“Do we have typhoon-proof windows?”
I paused. Is that what they’re called? Typhoon-proof? Is that a thing? I leaned my head around the white concrete corner of my office to ask Whit.
The winds howled. The palm tree in our front yard leaned toward us, bowing after its surprise performance. The sea raged in the near distance, just down the hill. Whitecaps came one after the other. Unrelenting.
There’s a boat moored out there. A large sailboat. Look at it, I tell Whit, as we drink our black coffee, staring out at our first tropical storm in utter surprise and confusion over how to actually handle such a thing.
The kids are excited. School was cancelled.
We’re clueless. What should we do? I press send on the email to the landlord and call one of my new friends here.
“So, what do we do?”
Welcome to Saipan, she said.
In 2007, Whit and I took a risk and signed a one year contract at an elementary school in South Korea.

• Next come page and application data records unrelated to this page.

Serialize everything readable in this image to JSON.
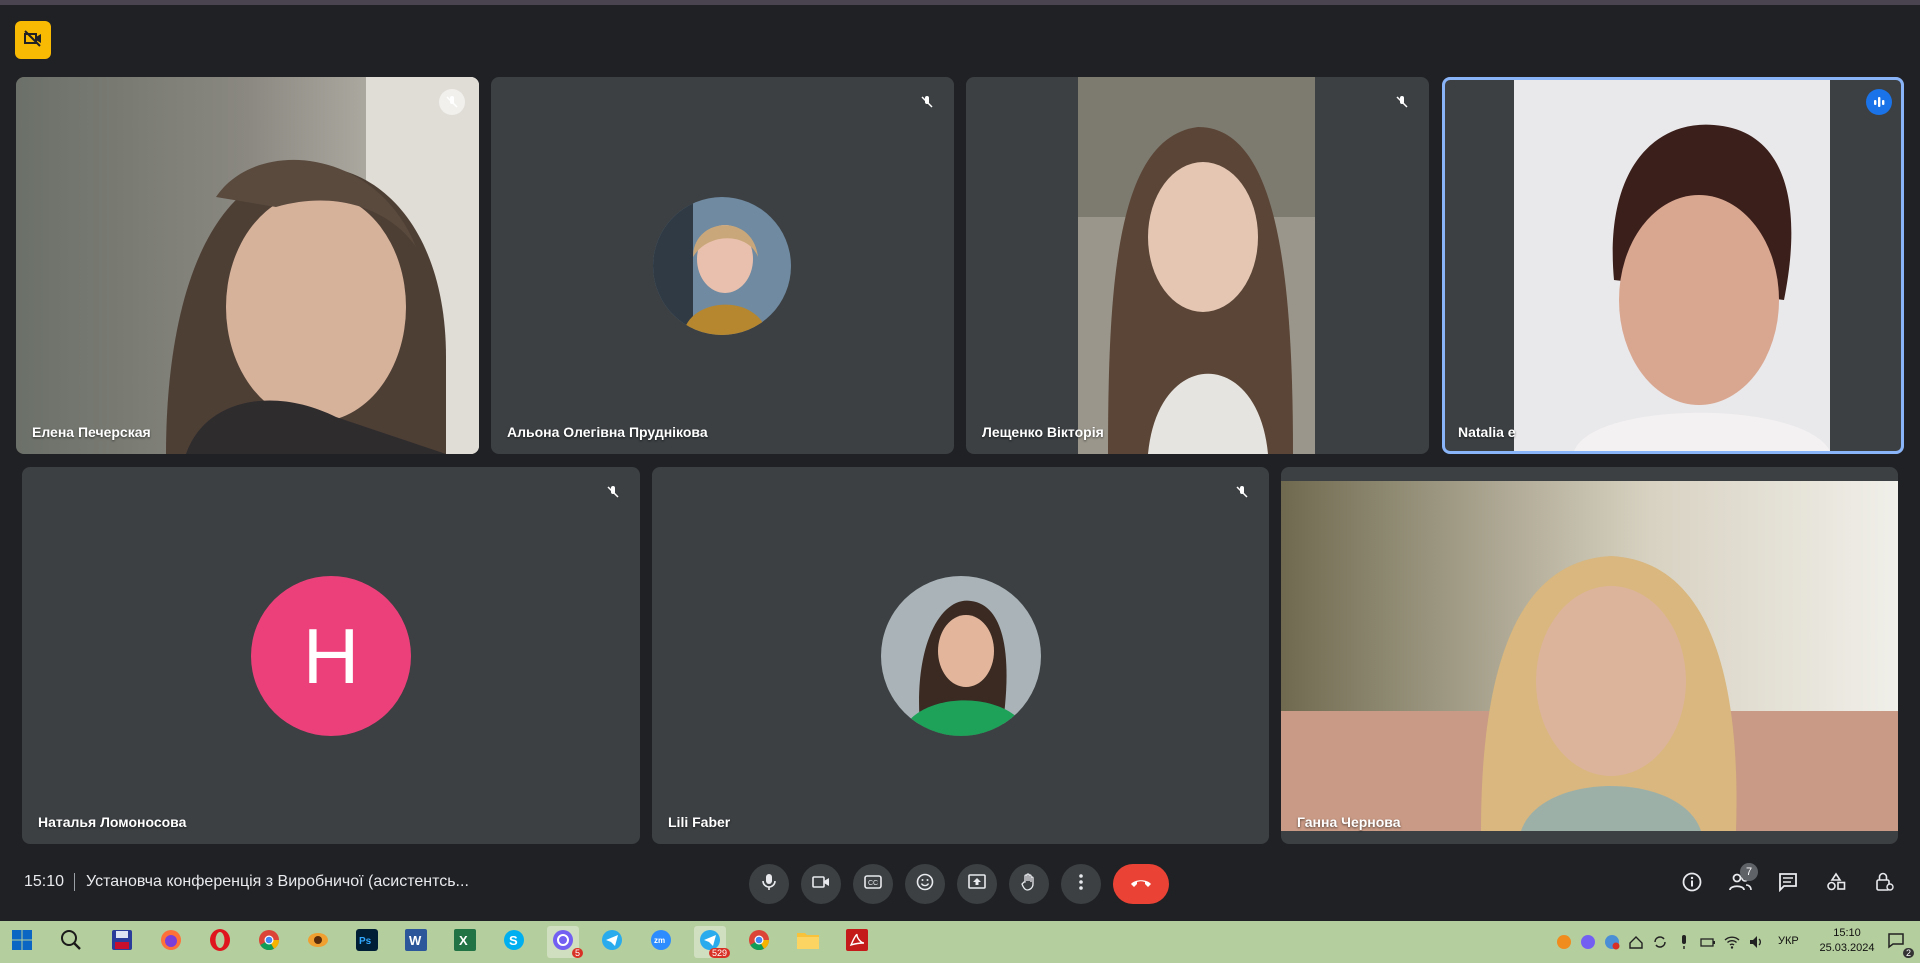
{
  "participants": [
    {
      "name": "Елена Печерская"
    },
    {
      "name": "Альона Олегівна Пруднікова"
    },
    {
      "name": "Лещенко Вікторія"
    },
    {
      "name": "Natalia e"
    },
    {
      "name": "Наталья Ломоносова",
      "initial": "Н"
    },
    {
      "name": "Lili Faber"
    },
    {
      "name": "Ганна Чернова"
    }
  ],
  "toolbar": {
    "time": "15:10",
    "meeting_title": "Установча конференція з Виробничої (асистентсь...",
    "people_count": "7"
  },
  "taskbar": {
    "telegram_badge": "5",
    "telegram2_badge": "529",
    "lang": "УКР",
    "clock_time": "15:10",
    "clock_date": "25.03.2024",
    "notifications": "2"
  },
  "colors": {
    "accent": "#8ab4f8",
    "end_call": "#ea4335",
    "avatar_letter_bg": "#ec407a",
    "taskbar_bg": "#b5ce9d"
  }
}
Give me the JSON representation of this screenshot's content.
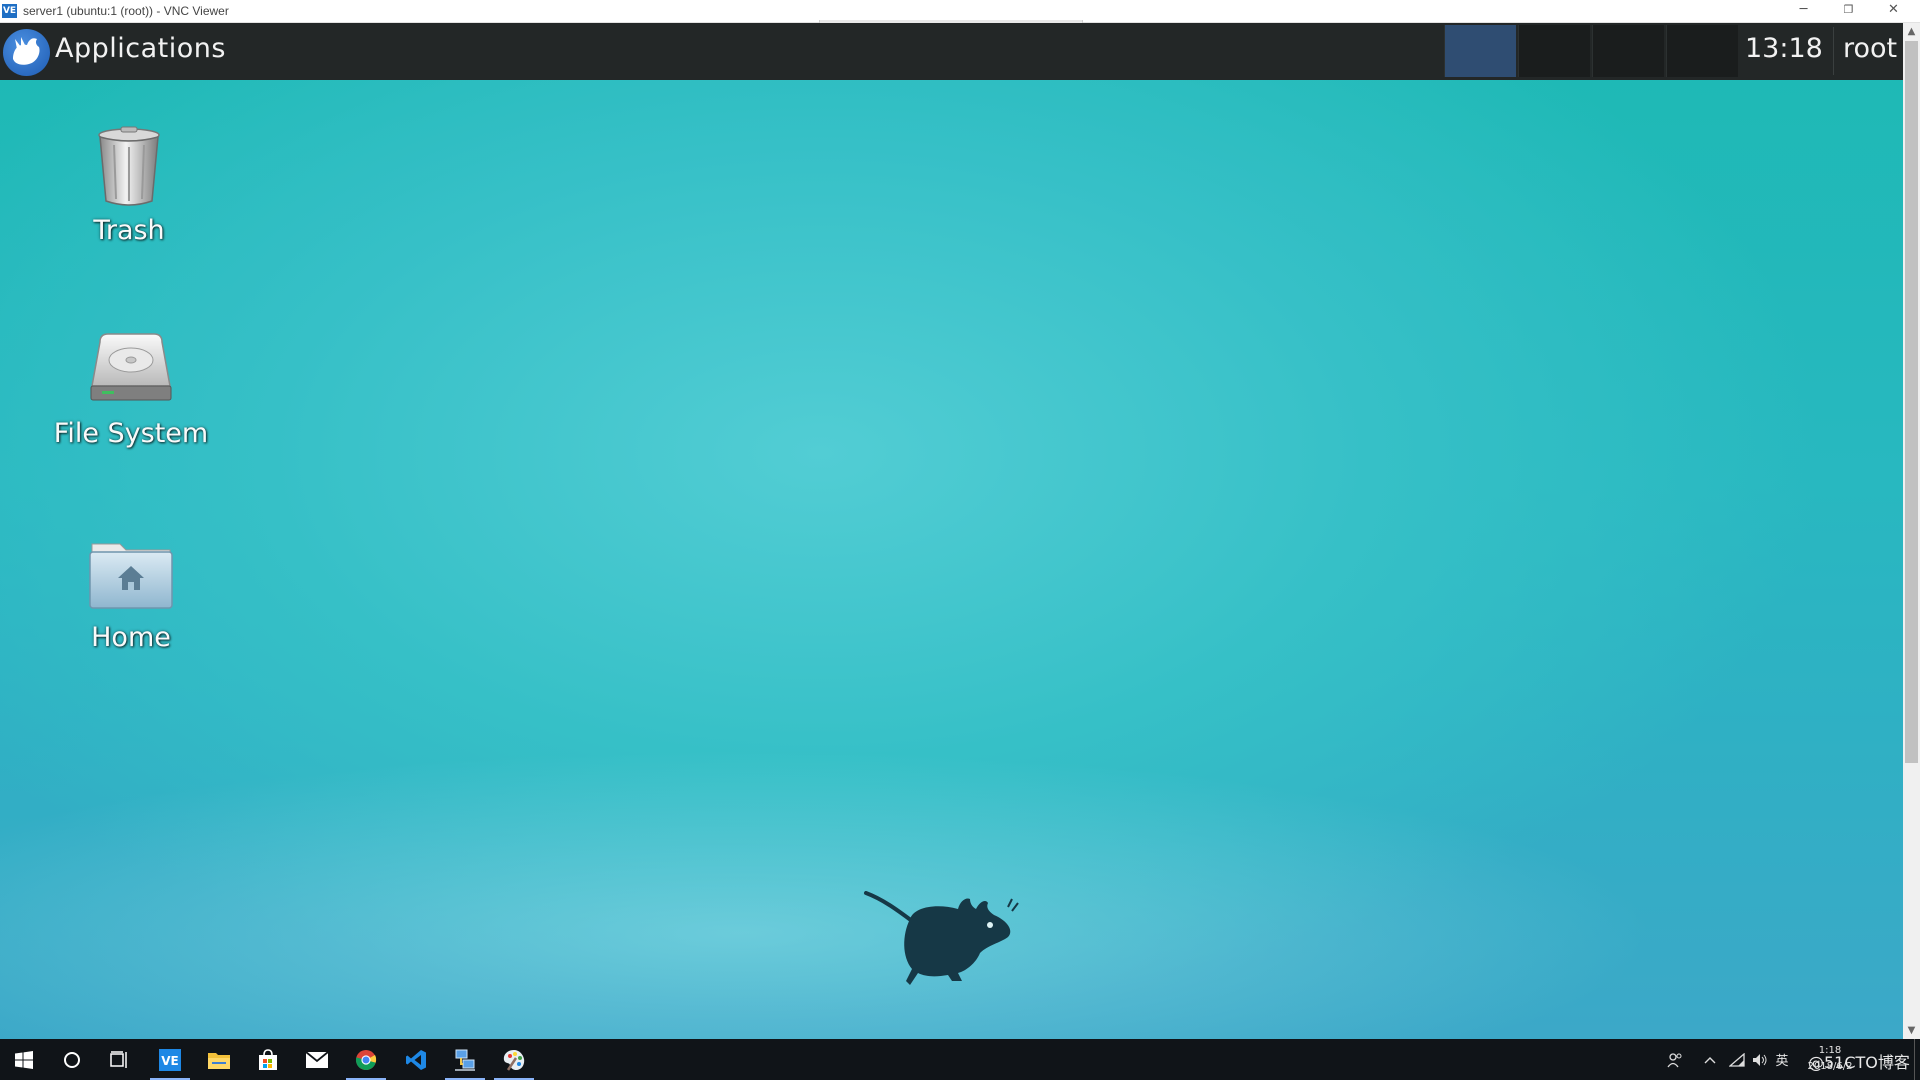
{
  "window": {
    "title": "server1 (ubuntu:1 (root)) - VNC Viewer",
    "logo_text": "VE",
    "controls": {
      "minimize": "─",
      "restore": "❐",
      "close": "✕"
    }
  },
  "panel": {
    "menu_label": "Applications",
    "workspaces": 4,
    "active_workspace": 1,
    "clock": "13:18",
    "user": "root"
  },
  "desktop": {
    "icons": [
      {
        "label": "Trash",
        "icon": "trash-icon"
      },
      {
        "label": "File System",
        "icon": "hard-drive-icon"
      },
      {
        "label": "Home",
        "icon": "home-folder-icon"
      }
    ],
    "wallpaper": "xfce-mouse-logo"
  },
  "scrollbar": {
    "up": "▲",
    "down": "▼"
  },
  "taskbar": {
    "apps": [
      {
        "name": "windows-start",
        "icon": "windows-logo-icon"
      },
      {
        "name": "cortana-search",
        "icon": "search-circle-icon"
      },
      {
        "name": "task-view",
        "icon": "task-view-icon"
      },
      {
        "name": "vnc-viewer",
        "icon": "vnc-icon",
        "active": true
      },
      {
        "name": "file-explorer",
        "icon": "folder-icon"
      },
      {
        "name": "microsoft-store",
        "icon": "store-bag-icon"
      },
      {
        "name": "mail",
        "icon": "mail-icon"
      },
      {
        "name": "chrome",
        "icon": "chrome-icon",
        "active": true
      },
      {
        "name": "vscode",
        "icon": "vscode-icon"
      },
      {
        "name": "remote-connection",
        "icon": "network-connection-icon",
        "active": true
      },
      {
        "name": "paint",
        "icon": "paint-palette-icon",
        "active": true
      }
    ],
    "tray": {
      "ime": "英",
      "clock_time": "1:18",
      "clock_date": "2018/6/2",
      "watermark": "@51CTO博客"
    }
  },
  "colors": {
    "panel_bg": "#232727",
    "active_workspace": "#2f4d72",
    "wallpaper_top": "#1db9b4",
    "wallpaper_mid": "#52cdd4",
    "taskbar_bg": "#101418",
    "accent": "#8ab4f8"
  }
}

A whole decade of our lives we spent in that special place. We turned 30. Then 40. Birthed two children. Traveled to remote islands. Made amazing friends. Created communities around us. Started a running club. Joined another. Created a book club. Joined another. Went weekly to the bathhouse. Edited a national art magazine. Became vegetarians (sorta). Biked across the whole damn country..and back.
Korea will be a part of us. It’s in our blood and veins, pulsing red and spicy as fast as the KTX bullet train from Seoul to Busan.
It was with heavy hearts but a pull toward a new adventure and challenge that set us on a new path. To a new destination.
Whit got a job offer at an international school on a tiny island in the middle of the South Pacific. It looked absolutely dreamy. (It is.) We worried it would be too “American” or not offer enough of the fast and exciting culture that Korea set out on a platter for us every day.
That couldn’t be more wrong. Every place has its story to tell, its culture to share, its beaches, sunsets, and cliffs to inspire.
We are in awe every day of the natural beauty of this tiny island and the friendliness of the people here. It’s been called the “most beautiful place in America you’ve never heard of.” And we aim to share with you what we learn and experience so the next time Saipan comes up in conversation (lol), you’ll say, “oh, Saipan! I know it well!”
Don’t worry, my friend tells me about the typhoon. No. 1 – it doesn’t look too bad..and No. 2 – you’re in one of the best spots on the island. (We are so lucky, actually.)
My best childhood memories are during storms, she told me, laughing. The best moments, she said, were those times with my family in the dark, playing cards, eating snacks, laughing, waiting for the storm to blow over.
And that’s what we did. We made typhoon cupcakes, built forts, opened the windows, felt the breeze, and watched the palms bend back and forth.
The windows were fine. And we are too.